Last sprint, we learned that our flowers were too large, too heavy, and had a terrifying habit of grabbing people with its oversized petals. This sprint, we scaled the flower down to a much more reasonable size. Now they’re still big enough to stand out, but they won’t take anyone captive. We also laser cut the flower skeletons this time instead of 3D printing them because the process was way faster, especially with three flowers in our MVP, and the organic wooden look matched our aesthetic more than brightly colored plastic filament did.
To make the flower more eye-catching, we experimented with different colored paper for petals of different shapes and sizes. We added a stamen to the center of the flower to further improve our design.
We finally settled on purple petals with a similar origami fold as in the previous sprint, modified for size and shape. We also made the center of the flower a yellow-orange gradient to contrast the flower petals.
Instead of using the stiff pipe cleaners or the unattractive coffee stirrers, we decided to make the blooming mechanism with paper tubes that matched the yellow-orange flower centers. These paper tubes, however, were slightly thicker than anticipated.
With the blooming mechanism in place and servos attached, we had a completed flower. We replicated this process with two other flowers for a total of three flowers.
We mounted the turn servo to the rest of the flower using cardboard, which was surprisingly sturdier than the 3D printed attachment.
Due to time constraints, we attached the turn servo of the flowers to the archway using duct tape rather than design another attachment mechanism.
We designed and CADded the archway. It is styled after garden archways and trellises, but with a closet that can hold wires and electrical components.
Unfortunately, due to technical difficulties, we were only able to shopbot two of the walls of the archway instead of the entire archway by the time sprint review came around.
A switch statement moves the bloom and turn servos following the input from the three sensors. It’s pretty twitchy and we’re definitely looking forward to integrating the other two sensors to increase the resolution. Additionally, the bit where the heart of the code is a switch statement that switches on the value of a variable that is decided by kind of approximating bitshifting---that bit feels pretty jank.
This sprint, we resolved to completely drop IR sensors from our motion detection system, which provided wildly inaccurate readings and served merely as a proof of concept and a means to integrate in the previous two sprints. However, it was late enough in the project that the risk of relying on the raspi and camera system, which we knew nothing about at this point, was deemed too high. Sensors seemed the way to go.
After exploring various distance and ultrasonic sensors, we decided on using the VL53L0X time-of-flight ranging sensors. It could read in continuous data and accurately and linearly measure distances up to 120 centimeters.
To configure for five sensors, we daisy-chained the I2C ports (SLC and SDA) and wired the shutdown (SHDN) pin of each sensor to a different digital port in the Arduino. We wrote a program that shut down all the pins before bringing one sensor back online at a time and changing its address in the I2C bus. We also began testing servos at this time, hooking up six, enough for three flowers. At this point, we started pulling too much current from the Arduino with the sheer number of components, so we began relying on an external 5V USB power supply to power the sensors and servos.

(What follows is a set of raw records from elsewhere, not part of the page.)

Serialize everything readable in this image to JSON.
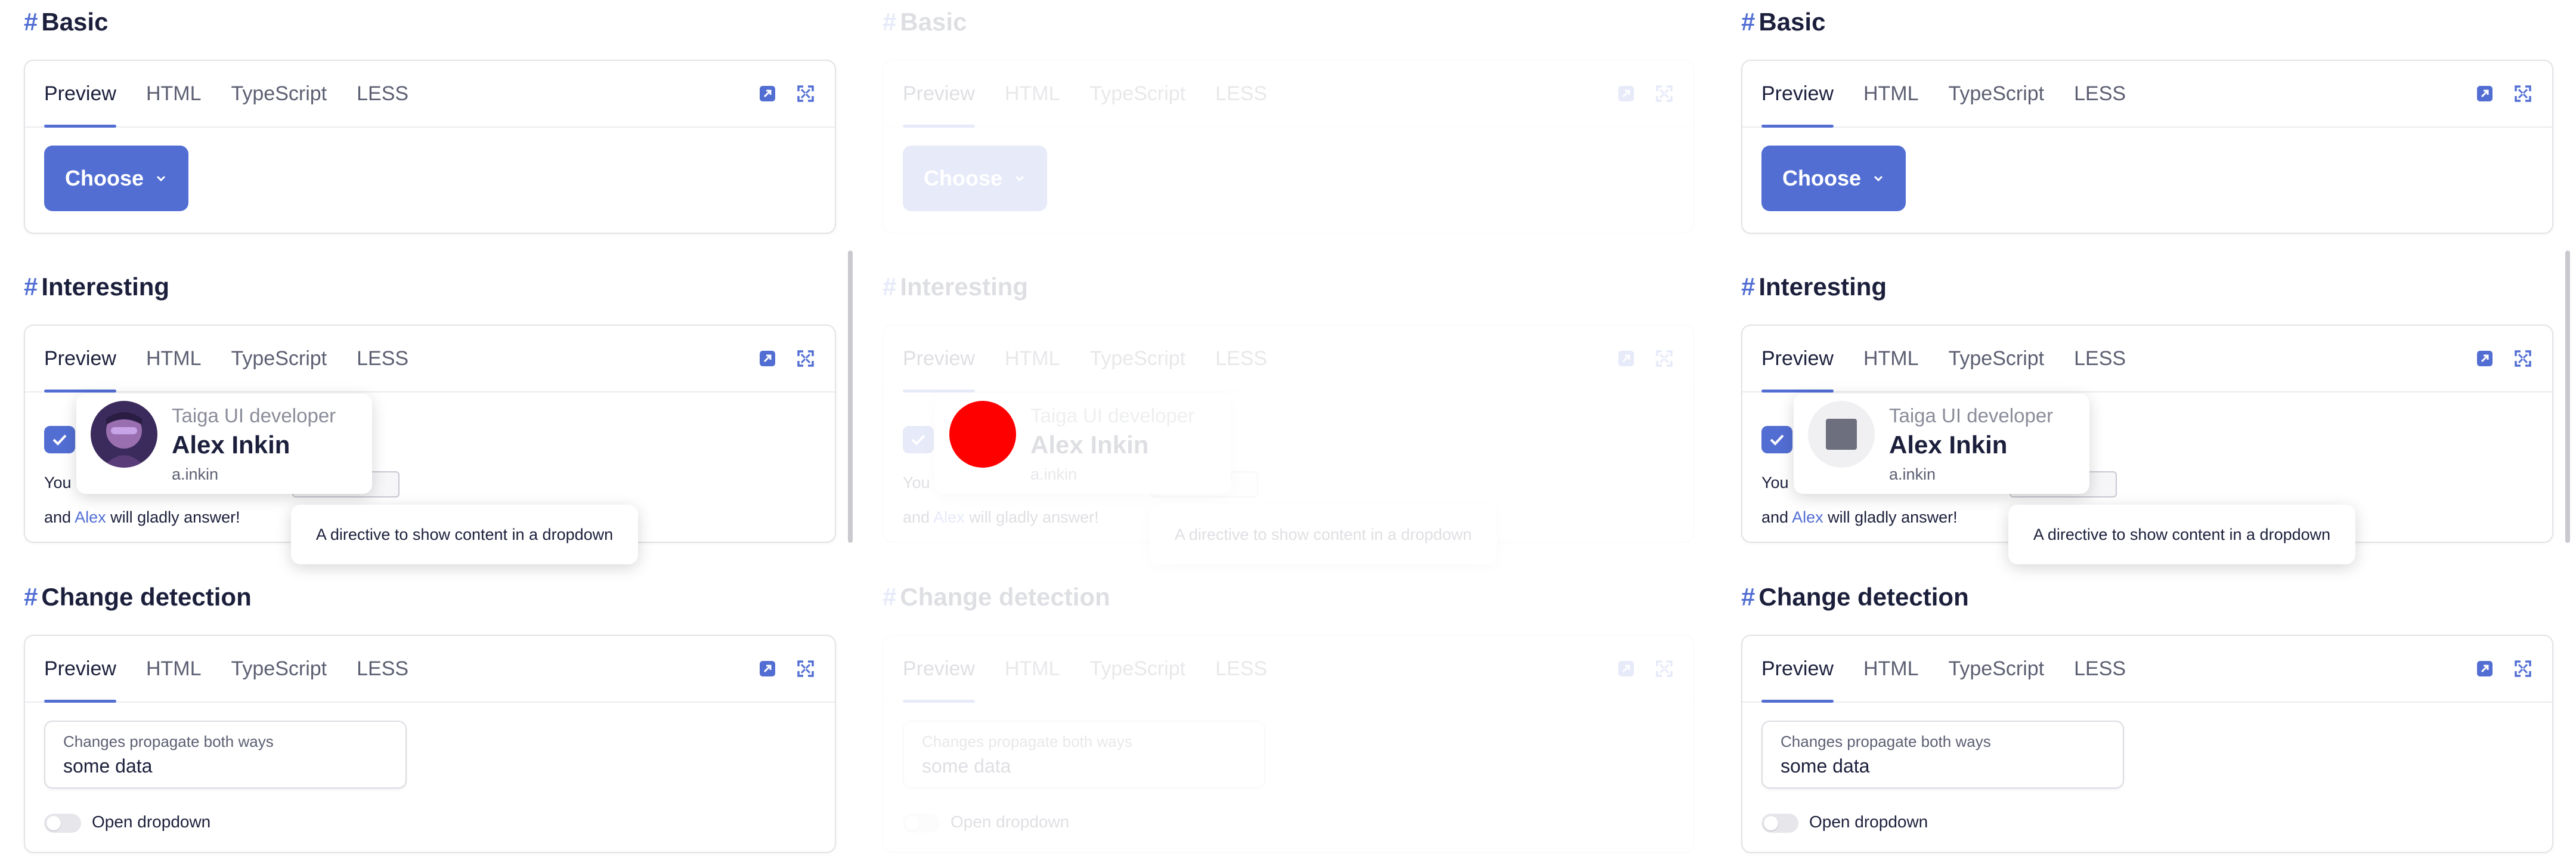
{
  "sections": {
    "basic": "Basic",
    "interesting": "Interesting",
    "change_detection": "Change detection",
    "hash": "#"
  },
  "tabs": [
    "Preview",
    "HTML",
    "TypeScript",
    "LESS"
  ],
  "choose_label": "Choose",
  "profile": {
    "role": "Taiga UI developer",
    "name": "Alex Inkin",
    "handle": "a.inkin"
  },
  "interesting_text": {
    "line1_prefix": "You c",
    "line2_prefix": "and ",
    "line2_link": "Alex",
    "line2_suffix": " will gladly answer!",
    "hint": "A directive to show content in a dropdown"
  },
  "change": {
    "field_label": "Changes propagate both ways",
    "field_value": "some data",
    "toggle_label": "Open dropdown",
    "toggle_on": false
  },
  "colors": {
    "accent": "#526ed3",
    "text": "#1b1f3b",
    "muted": "#5c5f72",
    "avatar_placeholder_red": "#ff0000",
    "avatar_placeholder_gray": "#6d6f7f"
  },
  "icons": {
    "tool1": "open-in-new-icon",
    "tool2": "fullscreen-icon",
    "choose": "chevron-down-icon",
    "checkbox": "check-icon"
  }
}
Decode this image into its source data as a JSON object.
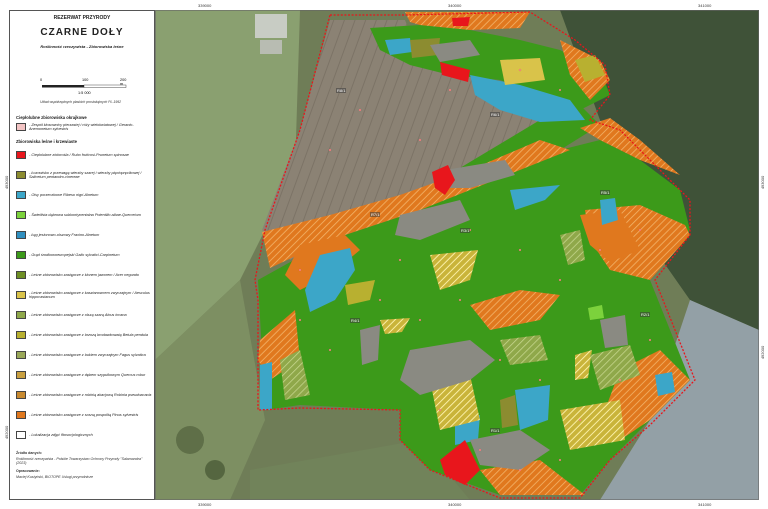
{
  "legend": {
    "heading": "REZERWAT PRZYRODY",
    "title": "CZARNE DOŁY",
    "subtitle": "Roślinność rzeczywista - Zbiorowiska leśne",
    "scale": {
      "ticks": [
        "0",
        "100",
        "200 m"
      ],
      "ratio": "1:5 000"
    },
    "crs_note": "Układ współrzędnych płaskich prostokątnych PL-1992",
    "section_nonforest": "Ciepłolubne zbiorowiska okrajkowe",
    "nonforest_items": [
      {
        "label": "- Zespół kłosownicy pierzastej i róży wielokwiatowej / Geranio-Anemonetum sylvestris",
        "color": "#f3c4c4"
      }
    ],
    "section_forest": "Zbiorowiska leśne i krzewiaste",
    "forest_items": [
      {
        "label": "- Ciepłolubne ziołorośla / Rubo fruticosi-Prunetum spinosae",
        "color": "#e8161c"
      },
      {
        "label": "- Łozowisko z przewagą wierzby szarej i wierzby pięciopręcikowej / Salicetum pentandro-cinereae",
        "color": "#8c8c30"
      },
      {
        "label": "- Olsy porzeczkowe Ribeso nigri-Alnetum",
        "color": "#3ca6c8"
      },
      {
        "label": "- Świetlista dąbrowa subkontynentalna Potentillo albae-Quercetum",
        "color": "#7cd23c"
      },
      {
        "label": "- Łęg jesionowo-olszowy Fraxino-Alnetum",
        "color": "#2f8fbf"
      },
      {
        "label": "- Grąd środkowoeuropejski Galio sylvatici-Carpinetum",
        "color": "#3c9a1a"
      },
      {
        "label": "- Leśne zbiorowisko zastępcze z klonem jaworem / Acer negundo",
        "color": "#6e8f24"
      },
      {
        "label": "- Leśne zbiorowisko zastępcze z kasztanowcem zwyczajnym / Aesculus hippocastanum",
        "color": "#d9c34a"
      },
      {
        "label": "- Leśne zbiorowisko zastępcze z olszą szarą Alnus incana",
        "color": "#8fa84a"
      },
      {
        "label": "- Leśne zbiorowisko zastępcze z brzozą brodawkowatą Betula pendula",
        "color": "#b8b030"
      },
      {
        "label": "- Leśne zbiorowisko zastępcze z bukiem zwyczajnym Fagus sylvatica",
        "color": "#9aa858"
      },
      {
        "label": "- Leśne zbiorowisko zastępcze z dębem szypułkowym Quercus robur",
        "color": "#c9a040"
      },
      {
        "label": "- Leśne zbiorowisko zastępcze z robinią akacjową Robinia pseudoacacia",
        "color": "#c88a30"
      },
      {
        "label": "- Leśne zbiorowisko zastępcze z sosną pospolitą Pinus sylvestris",
        "color": "#e0781e"
      },
      {
        "label": "- Lokalizacja zdjęć fitosocjologicznych",
        "color": "#ffffff"
      }
    ],
    "source_heading": "Źródło danych:",
    "source_text": "Roślinność rzeczywista - Polskie Towarzystwo Ochrony Przyrody \"Salamandra\" (2023)",
    "author_heading": "Opracowanie:",
    "author_text": "Maciej Kustyński, BIOTOPE Usługi przyrodnicze"
  },
  "grid": {
    "top": [
      "339000",
      "340000",
      "341000"
    ],
    "bottom": [
      "339000",
      "340000",
      "341000"
    ],
    "left": [
      "493000",
      "492000"
    ],
    "right": [
      "493000",
      "492000"
    ]
  },
  "map_labels": [
    "R8/1",
    "R7/1",
    "R6/1",
    "R5/1",
    "R4/1",
    "R3/1",
    "R2/1",
    "R1/1"
  ],
  "colors": {
    "grad": "#3c9a1a",
    "pine": "#e0781e",
    "alder": "#3ca6c8",
    "red": "#e8161c",
    "yellow": "#d9c34a",
    "olive": "#8c8c30",
    "gray": "#8a8a82",
    "boundary": "#e8161c"
  }
}
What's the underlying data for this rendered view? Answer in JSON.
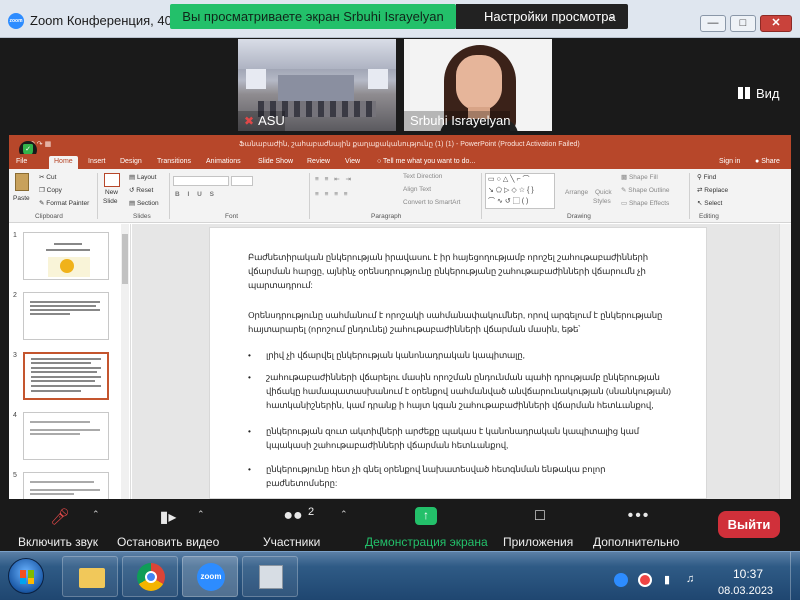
{
  "window": {
    "title": "Zoom Конференция, 40 м...",
    "banner": "Вы просматриваете экран Srbuhi Israyelyan",
    "view_settings": "Настройки просмотра"
  },
  "participants": [
    {
      "name": "ASU",
      "muted": true
    },
    {
      "name": "Srbuhi Israyelyan",
      "muted": false
    }
  ],
  "view_button": "Вид",
  "powerpoint": {
    "doc_title": "Ֆանաբաժին, շահաբաժնային քաղաքականությունը (1) (1) - PowerPoint (Product Activation Failed)",
    "tabs": [
      "File",
      "Home",
      "Insert",
      "Design",
      "Transitions",
      "Animations",
      "Slide Show",
      "Review",
      "View"
    ],
    "tell_me": "Tell me what you want to do...",
    "sign_in": "Sign in",
    "share": "Share",
    "ribbon": {
      "cut": "Cut",
      "copy": "Copy",
      "format_painter": "Format Painter",
      "paste": "Paste",
      "clipboard": "Clipboard",
      "new_slide": "New",
      "new_slide2": "Slide",
      "layout": "Layout",
      "reset": "Reset",
      "section": "Section",
      "slides": "Slides",
      "font": "Font",
      "paragraph": "Paragraph",
      "text_direction": "Text Direction",
      "align_text": "Align Text",
      "convert_smartart": "Convert to SmartArt",
      "arrange": "Arrange",
      "quick_styles": "Quick",
      "quick_styles2": "Styles",
      "shape_fill": "Shape Fill",
      "shape_outline": "Shape Outline",
      "shape_effects": "Shape Effects",
      "drawing": "Drawing",
      "find": "Find",
      "replace": "Replace",
      "select": "Select",
      "editing": "Editing"
    },
    "thumb_numbers": [
      "1",
      "2",
      "3",
      "4",
      "5"
    ],
    "slide": {
      "para1": "Բաժնետիրական ընկերության իրավասու է իր հայեցողությամբ որոշել շահութաբաժինների վճարման հարցը, այնինչ օրենսդրությունը ընկերությանը շահութաբաժինների վճարումն չի պարտադրում:",
      "para2": "Օրենսդրությունը սահմանում է որոշակի սահմանափակումներ, որով արգելում է ընկերությանը հայտարարել (որոշում ընդունել) շահութաբաժինների վճարման մասին, եթե՝",
      "bullets": [
        "լրիվ չի վճարվել ընկերության կանոնադրական կապիտալը,",
        "շահութաբաժինների վճարելու մասին որոշման ընդունման պահի դրությամբ ընկերության վիճակը համապատասխանում է օրենքով սահմանված անվճարունակության (սնանկության) հատկանիշներին, կամ դրանք ի հայտ կգան շահութաբաժինների վճարման հետևանքով,",
        "ընկերության զուտ ակտիվների արժեքը պակաս է կանոնադրական կապիտալից կամ կպակասի շահութաբաժինների վճարման հետևանքով,",
        "ընկերությունը հետ չի գնել օրենքով նախատեսված հետգնման ենթակա բոլոր բաժնետոմսերը:"
      ]
    }
  },
  "controls": {
    "mute": "Включить звук",
    "video": "Остановить видео",
    "participants": "Участники",
    "participants_count": "2",
    "share_screen": "Демонстрация экрана",
    "apps": "Приложения",
    "more": "Дополнительно",
    "leave": "Выйти"
  },
  "taskbar": {
    "zoom_label": "zoom",
    "time": "10:37",
    "date": "08.03.2023"
  },
  "colors": {
    "zoom_bg": "#1a1a1a",
    "share_green": "#23c06a",
    "ppt_red": "#b7472a",
    "leave_red": "#d0303a"
  }
}
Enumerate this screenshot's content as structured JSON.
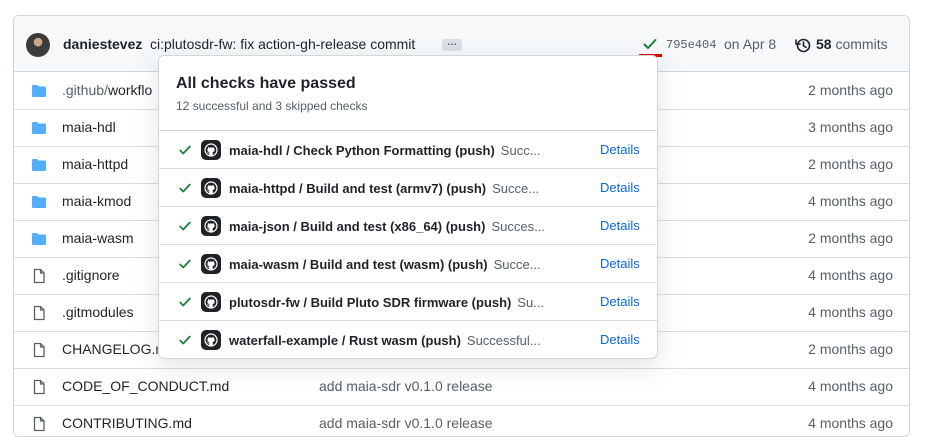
{
  "commit": {
    "author": "daniestevez",
    "message": "ci:plutosdr-fw: fix action-gh-release commit",
    "ellipsis": "…",
    "sha": "795e404",
    "date": "on Apr 8",
    "count": "58",
    "count_label": "commits",
    "status_color": "#1a7f37"
  },
  "files": [
    {
      "name": ".github/",
      "name_dim": "workflo",
      "type": "folder",
      "message": "",
      "age": "2 months ago"
    },
    {
      "name": "maia-hdl",
      "type": "folder",
      "message": "",
      "age": "3 months ago"
    },
    {
      "name": "maia-httpd",
      "type": "folder",
      "message": "",
      "age": "2 months ago"
    },
    {
      "name": "maia-kmod",
      "type": "folder",
      "message": "",
      "age": "4 months ago"
    },
    {
      "name": "maia-wasm",
      "type": "folder",
      "message": "",
      "age": "2 months ago"
    },
    {
      "name": ".gitignore",
      "type": "file",
      "message": "",
      "age": "4 months ago"
    },
    {
      "name": ".gitmodules",
      "type": "file",
      "message": "",
      "age": "4 months ago"
    },
    {
      "name": "CHANGELOG.m",
      "type": "file",
      "message": "",
      "age": "2 months ago"
    },
    {
      "name": "CODE_OF_CONDUCT.md",
      "type": "file",
      "message": "add maia-sdr v0.1.0 release",
      "age": "4 months ago"
    },
    {
      "name": "CONTRIBUTING.md",
      "type": "file",
      "message": "add maia-sdr v0.1.0 release",
      "age": "4 months ago"
    }
  ],
  "popover": {
    "title": "All checks have passed",
    "subtitle": "12 successful and 3 skipped checks",
    "checks": [
      {
        "name": "maia-hdl / Check Python Formatting (push)",
        "status": "Succ...",
        "details": "Details"
      },
      {
        "name": "maia-httpd / Build and test (armv7) (push)",
        "status": "Succe...",
        "details": "Details"
      },
      {
        "name": "maia-json / Build and test (x86_64) (push)",
        "status": "Succes...",
        "details": "Details"
      },
      {
        "name": "maia-wasm / Build and test (wasm) (push)",
        "status": "Succe...",
        "details": "Details"
      },
      {
        "name": "plutosdr-fw / Build Pluto SDR firmware (push)",
        "status": "Su...",
        "details": "Details"
      },
      {
        "name": "waterfall-example / Rust wasm (push)",
        "status": "Successful...",
        "details": "Details"
      }
    ]
  },
  "colors": {
    "accent": "#0969da",
    "success": "#1a7f37",
    "folder": "#54aeff",
    "highlight": "#e00000"
  }
}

In preparation for the genesis of the archway, we began transferring our sensors and servos from the testing breadboard to two protoboards, one for each side of the archway. On each protoboard, one power rail was used as intended, while the other was used for the I2C bus. At this point, we weren’t sure of exactly how much wire we would need, so we erred on the side of more wire. We ran a ridiculously long set of wires from one protoboard to the other, connecting the appropriate power rails. We tested the sensors and servos with this setup to make sure they could still work with this length of wires.
The walls of the archway were shopbotted just in time to temporarily attach the Arduino, protoboard, sensors, and servos to one wall of the arch to get a working integration. Since we still needed to paint our the arch before assembling it, we decided that masking tape was sufficient for wire attachments for this sprint.